    • Determining when combination of multiple contracts into one, or segregation of one contract into multiple performance obligations is appropriate.
    • Accounting for variable consideration (such as performance bonuses) and contract modifications (such as change orders).
    • Allocation of contract price to multiple performance obligations (design-build-operate-maintain contracts, for example).
    • Identification of upfront fulfilment “contract” costs, that must be deferred and amortized over the life of the contract.
    • Accounting for purchased materials that are not yet installed.

If you currently have financial statements prepared under generally accepted accounting principles (GAAP), you are likely used to seeing certain specific contract disclosures and financial statement presentation.  Under the new revenue recognition standards, there are broad-sweeping modifications to financial statement presentation as well as several new and enhanced disclosures that come along with it.  Among the changes to disclosures and reporting are new requirements to describe the company’s accounting policies for compliance with the many complex facets of FASB ASC Topic 606, including how the company identifies and segregates performance obligations, the company’s transaction price allocation methods, when and how revenue is being recognized, and how the company accounts for variable consideration, contract modifications, uninstalled materials and upfront costs and warranties.

Private companies are also required to report revenue disaggregated by timing of revenue recognition.  For instance, revenue should be broken down and reported separately for revenue recognized on contracts at completion (point-in-time method) and revenue that has been recognized over time (such as a cost-to-cost method similar to percentage of completion, or straight line recognition models).  Further disaggregation of revenue into meaningful categories, such as geographic market, types of customers or product lines/services, is encouraged, but not required.

FASB ASC Topic 606 provides for two optional methods for transitioning from the old accounting method to the new: the full retrospective approach and the modified retrospective (simplified) approach.
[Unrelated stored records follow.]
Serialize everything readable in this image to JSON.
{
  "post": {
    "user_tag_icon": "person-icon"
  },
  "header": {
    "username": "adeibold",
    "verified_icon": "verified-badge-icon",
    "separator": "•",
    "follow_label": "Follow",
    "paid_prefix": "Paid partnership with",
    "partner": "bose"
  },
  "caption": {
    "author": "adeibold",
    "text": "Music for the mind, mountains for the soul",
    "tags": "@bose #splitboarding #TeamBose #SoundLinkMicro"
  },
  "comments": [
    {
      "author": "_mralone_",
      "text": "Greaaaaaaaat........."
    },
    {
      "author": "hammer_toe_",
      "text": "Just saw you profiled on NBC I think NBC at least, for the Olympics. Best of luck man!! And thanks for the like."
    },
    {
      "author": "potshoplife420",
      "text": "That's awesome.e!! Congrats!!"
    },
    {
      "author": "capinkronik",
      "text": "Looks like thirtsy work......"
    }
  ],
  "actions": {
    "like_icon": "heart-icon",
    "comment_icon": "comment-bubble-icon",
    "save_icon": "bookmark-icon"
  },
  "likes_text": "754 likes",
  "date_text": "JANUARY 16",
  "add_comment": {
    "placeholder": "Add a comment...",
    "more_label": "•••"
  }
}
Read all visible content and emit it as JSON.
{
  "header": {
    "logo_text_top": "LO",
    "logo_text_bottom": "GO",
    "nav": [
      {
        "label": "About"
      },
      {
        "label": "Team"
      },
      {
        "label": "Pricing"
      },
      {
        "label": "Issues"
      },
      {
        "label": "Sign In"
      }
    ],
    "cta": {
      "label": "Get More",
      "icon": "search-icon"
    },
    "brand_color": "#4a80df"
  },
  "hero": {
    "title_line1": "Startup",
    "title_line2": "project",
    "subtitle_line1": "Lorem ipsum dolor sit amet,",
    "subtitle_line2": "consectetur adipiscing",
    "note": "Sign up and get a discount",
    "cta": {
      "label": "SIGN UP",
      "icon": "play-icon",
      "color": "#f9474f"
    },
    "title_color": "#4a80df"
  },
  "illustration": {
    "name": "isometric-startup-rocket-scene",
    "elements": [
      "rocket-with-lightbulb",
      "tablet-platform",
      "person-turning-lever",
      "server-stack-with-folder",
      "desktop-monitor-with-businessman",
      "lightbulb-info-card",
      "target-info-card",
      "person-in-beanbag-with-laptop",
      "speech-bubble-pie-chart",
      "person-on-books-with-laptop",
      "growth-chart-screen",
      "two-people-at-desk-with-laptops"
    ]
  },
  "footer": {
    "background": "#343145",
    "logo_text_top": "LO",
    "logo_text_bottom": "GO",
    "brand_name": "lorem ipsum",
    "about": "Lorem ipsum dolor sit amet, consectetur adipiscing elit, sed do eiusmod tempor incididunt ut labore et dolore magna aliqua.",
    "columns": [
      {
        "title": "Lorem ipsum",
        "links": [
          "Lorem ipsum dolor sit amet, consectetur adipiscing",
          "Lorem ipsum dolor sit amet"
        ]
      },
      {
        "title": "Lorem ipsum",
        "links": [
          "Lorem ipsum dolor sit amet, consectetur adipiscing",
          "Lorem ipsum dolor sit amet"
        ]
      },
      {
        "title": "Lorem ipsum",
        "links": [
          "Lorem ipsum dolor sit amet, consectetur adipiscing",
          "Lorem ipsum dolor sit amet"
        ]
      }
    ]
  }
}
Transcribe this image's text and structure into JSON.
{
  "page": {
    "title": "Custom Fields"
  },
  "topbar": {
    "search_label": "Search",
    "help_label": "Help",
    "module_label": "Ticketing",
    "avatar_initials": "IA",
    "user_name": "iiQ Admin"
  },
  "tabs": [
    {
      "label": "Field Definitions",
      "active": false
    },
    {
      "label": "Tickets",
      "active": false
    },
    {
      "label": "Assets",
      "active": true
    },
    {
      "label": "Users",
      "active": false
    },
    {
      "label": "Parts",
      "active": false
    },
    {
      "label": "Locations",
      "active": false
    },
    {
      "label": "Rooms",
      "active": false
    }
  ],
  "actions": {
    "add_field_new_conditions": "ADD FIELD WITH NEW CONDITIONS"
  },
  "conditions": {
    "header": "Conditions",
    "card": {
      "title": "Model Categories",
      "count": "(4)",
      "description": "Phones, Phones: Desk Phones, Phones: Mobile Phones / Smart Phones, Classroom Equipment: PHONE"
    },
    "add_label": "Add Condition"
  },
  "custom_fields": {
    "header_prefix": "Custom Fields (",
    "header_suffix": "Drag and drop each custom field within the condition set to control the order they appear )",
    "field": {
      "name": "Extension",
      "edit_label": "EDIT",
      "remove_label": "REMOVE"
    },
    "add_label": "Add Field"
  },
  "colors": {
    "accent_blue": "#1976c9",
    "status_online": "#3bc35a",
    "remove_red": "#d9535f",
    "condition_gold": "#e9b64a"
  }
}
The full retrospective approach requires an entity to restate all prior periods presented in the financial statements as if the period had originally been accounted for using FASB ASC Topic 606. A cumulative adjustment will be made to necessary balance sheet accounts and the opening balance of retained earnings as January 1 of the earliest year being reported on, and all comparative period information would be restated. The modified retrospective (simplified) approach allows the reporting entity to only apply the new revenue recognition standard to contracts that are in process as of December 31, 2018 and onward. The cumulative adjustment would be reflected in the opening balance sheet at January 2019 through a change to the opening balance of retained earnings. Comparative periods would not need to be restated under this method of adoption.  Entities should carefully consider each method of adoption and the impact it could have on its financial position while taking into consideration the concerns of sureties, bankers and other users of the financial statements.

Implementation of the new standard will create some serious implementation challenges for contractors on both the internal accounting and external financial reporting fronts.  Internal policies and procedures will need be modified to ensure compliance with FASB ASC Topic 606.  Further. we strongly recommend meeting now with your CPA, bonding agents and bankers to discuss how the changes to your company’s accounting could impact external decisions that are being made.

Contributing author:  Benjamin A. Sumner, CPA, is an audit partner with over nine years of experience providing auditing, accounting and consulting services to a wide variety of privately-held businesses. For more information on the revenue recognition standard and practical ways to make the transition easier, contact Ben at 315-472-9127 or   Visit our Revenue Recognition Resource Center for additional guides and articles on the new standard.